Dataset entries
_____
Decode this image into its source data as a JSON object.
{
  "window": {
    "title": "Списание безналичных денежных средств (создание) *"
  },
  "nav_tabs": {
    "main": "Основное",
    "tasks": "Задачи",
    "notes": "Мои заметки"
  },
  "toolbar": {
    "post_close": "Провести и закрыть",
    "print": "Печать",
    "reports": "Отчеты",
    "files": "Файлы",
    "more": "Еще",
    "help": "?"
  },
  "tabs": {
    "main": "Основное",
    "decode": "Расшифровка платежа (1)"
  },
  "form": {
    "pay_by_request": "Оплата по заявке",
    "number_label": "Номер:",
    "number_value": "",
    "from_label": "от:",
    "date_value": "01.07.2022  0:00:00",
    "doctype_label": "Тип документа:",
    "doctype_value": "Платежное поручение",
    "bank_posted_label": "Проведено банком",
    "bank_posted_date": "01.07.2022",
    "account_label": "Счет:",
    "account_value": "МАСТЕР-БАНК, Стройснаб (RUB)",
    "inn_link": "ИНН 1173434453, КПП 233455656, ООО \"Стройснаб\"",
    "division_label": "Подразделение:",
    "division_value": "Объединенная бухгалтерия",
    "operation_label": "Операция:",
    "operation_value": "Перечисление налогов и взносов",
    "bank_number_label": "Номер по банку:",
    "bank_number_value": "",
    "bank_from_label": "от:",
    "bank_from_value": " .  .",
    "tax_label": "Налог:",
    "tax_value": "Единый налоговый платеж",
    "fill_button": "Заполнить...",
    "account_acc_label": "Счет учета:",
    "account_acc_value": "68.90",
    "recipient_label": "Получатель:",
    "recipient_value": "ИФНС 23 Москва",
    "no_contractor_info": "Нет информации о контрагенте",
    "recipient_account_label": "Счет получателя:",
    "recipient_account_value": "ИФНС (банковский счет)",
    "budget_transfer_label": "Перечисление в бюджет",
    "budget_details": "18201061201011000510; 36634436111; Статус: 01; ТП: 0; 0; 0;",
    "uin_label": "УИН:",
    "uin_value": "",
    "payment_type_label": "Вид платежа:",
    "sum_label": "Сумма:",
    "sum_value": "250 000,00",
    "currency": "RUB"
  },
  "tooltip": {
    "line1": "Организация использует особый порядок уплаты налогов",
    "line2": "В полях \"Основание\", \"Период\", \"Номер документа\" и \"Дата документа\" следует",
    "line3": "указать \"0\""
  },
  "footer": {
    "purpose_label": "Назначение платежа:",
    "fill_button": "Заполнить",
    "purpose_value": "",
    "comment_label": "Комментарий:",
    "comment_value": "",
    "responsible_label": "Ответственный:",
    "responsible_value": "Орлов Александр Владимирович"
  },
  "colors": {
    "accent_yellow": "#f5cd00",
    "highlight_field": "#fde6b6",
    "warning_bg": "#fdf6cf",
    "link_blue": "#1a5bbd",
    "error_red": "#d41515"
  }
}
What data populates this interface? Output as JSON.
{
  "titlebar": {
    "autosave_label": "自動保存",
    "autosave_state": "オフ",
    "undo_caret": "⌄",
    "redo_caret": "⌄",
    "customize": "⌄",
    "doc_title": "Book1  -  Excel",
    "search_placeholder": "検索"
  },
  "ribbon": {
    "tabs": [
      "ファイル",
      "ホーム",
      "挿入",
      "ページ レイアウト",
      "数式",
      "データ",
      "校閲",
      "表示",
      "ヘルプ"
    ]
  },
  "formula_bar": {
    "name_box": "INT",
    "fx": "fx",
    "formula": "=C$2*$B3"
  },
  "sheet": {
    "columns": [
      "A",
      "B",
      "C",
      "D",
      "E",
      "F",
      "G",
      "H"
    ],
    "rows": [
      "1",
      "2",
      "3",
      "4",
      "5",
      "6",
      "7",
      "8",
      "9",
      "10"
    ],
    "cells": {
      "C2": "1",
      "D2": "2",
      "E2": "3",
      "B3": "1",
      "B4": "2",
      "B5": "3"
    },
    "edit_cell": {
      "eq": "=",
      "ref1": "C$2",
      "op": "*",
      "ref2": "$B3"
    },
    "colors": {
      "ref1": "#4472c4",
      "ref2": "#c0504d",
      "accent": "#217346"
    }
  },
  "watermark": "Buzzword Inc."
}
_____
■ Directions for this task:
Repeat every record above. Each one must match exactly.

■ Written answer:
Decode this image into its source data as a JSON object.
{
  "window": {
    "title": "Списание безналичных денежных средств (создание) *"
  },
  "nav_tabs": {
    "main": "Основное",
    "tasks": "Задачи",
    "notes": "Мои заметки"
  },
  "toolbar": {
    "post_close": "Провести и закрыть",
    "print": "Печать",
    "reports": "Отчеты",
    "files": "Файлы",
    "more": "Еще",
    "help": "?"
  },
  "tabs": {
    "main": "Основное",
    "decode": "Расшифровка платежа (1)"
  },
  "form": {
    "pay_by_request": "Оплата по заявке",
    "number_label": "Номер:",
    "number_value": "",
    "from_label": "от:",
    "date_value": "01.07.2022  0:00:00",
    "doctype_label": "Тип документа:",
    "doctype_value": "Платежное поручение",
    "bank_posted_label": "Проведено банком",
    "bank_posted_date": "01.07.2022",
    "account_label": "Счет:",
    "account_value": "МАСТЕР-БАНК, Стройснаб (RUB)",
    "inn_link": "ИНН 1173434453, КПП 233455656, ООО \"Стройснаб\"",
    "division_label": "Подразделение:",
    "division_value": "Объединенная бухгалтерия",
    "operation_label": "Операция:",
    "operation_value": "Перечисление налогов и взносов",
    "bank_number_label": "Номер по банку:",
    "bank_number_value": "",
    "bank_from_label": "от:",
    "bank_from_value": " .  .",
    "tax_label": "Налог:",
    "tax_value": "Единый налоговый платеж",
    "fill_button": "Заполнить...",
    "account_acc_label": "Счет учета:",
    "account_acc_value": "68.90",
    "recipient_label": "Получатель:",
    "recipient_value": "ИФНС 23 Москва",
    "no_contractor_info": "Нет информации о контрагенте",
    "recipient_account_label": "Счет получателя:",
    "recipient_account_value": "ИФНС (банковский счет)",
    "budget_transfer_label": "Перечисление в бюджет",
    "budget_details": "18201061201011000510; 36634436111; Статус: 01; ТП: 0; 0; 0;",
    "uin_label": "УИН:",
    "uin_value": "",
    "payment_type_label": "Вид платежа:",
    "sum_label": "Сумма:",
    "sum_value": "250 000,00",
    "currency": "RUB"
  },
  "tooltip": {
    "line1": "Организация использует особый порядок уплаты налогов",
    "line2": "В полях \"Основание\", \"Период\", \"Номер документа\" и \"Дата документа\" следует",
    "line3": "указать \"0\""
  },
  "footer": {
    "purpose_label": "Назначение платежа:",
    "fill_button": "Заполнить",
    "purpose_value": "",
    "comment_label": "Комментарий:",
    "comment_value": "",
    "responsible_label": "Ответственный:",
    "responsible_value": "Орлов Александр Владимирович"
  },
  "colors": {
    "accent_yellow": "#f5cd00",
    "highlight_field": "#fde6b6",
    "warning_bg": "#fdf6cf",
    "link_blue": "#1a5bbd",
    "error_red": "#d41515"
  }
}
What data populates this interface? Output as JSON.
{
  "titlebar": {
    "autosave_label": "自動保存",
    "autosave_state": "オフ",
    "undo_caret": "⌄",
    "redo_caret": "⌄",
    "customize": "⌄",
    "doc_title": "Book1  -  Excel",
    "search_placeholder": "検索"
  },
  "ribbon": {
    "tabs": [
      "ファイル",
      "ホーム",
      "挿入",
      "ページ レイアウト",
      "数式",
      "データ",
      "校閲",
      "表示",
      "ヘルプ"
    ]
  },
  "formula_bar": {
    "name_box": "INT",
    "fx": "fx",
    "formula": "=C$2*$B3"
  },
  "sheet": {
    "columns": [
      "A",
      "B",
      "C",
      "D",
      "E",
      "F",
      "G",
      "H"
    ],
    "rows": [
      "1",
      "2",
      "3",
      "4",
      "5",
      "6",
      "7",
      "8",
      "9",
      "10"
    ],
    "cells": {
      "C2": "1",
      "D2": "2",
      "E2": "3",
      "B3": "1",
      "B4": "2",
      "B5": "3"
    },
    "edit_cell": {
      "eq": "=",
      "ref1": "C$2",
      "op": "*",
      "ref2": "$B3"
    },
    "colors": {
      "ref1": "#4472c4",
      "ref2": "#c0504d",
      "accent": "#217346"
    }
  },
  "watermark": "Buzzword Inc."
}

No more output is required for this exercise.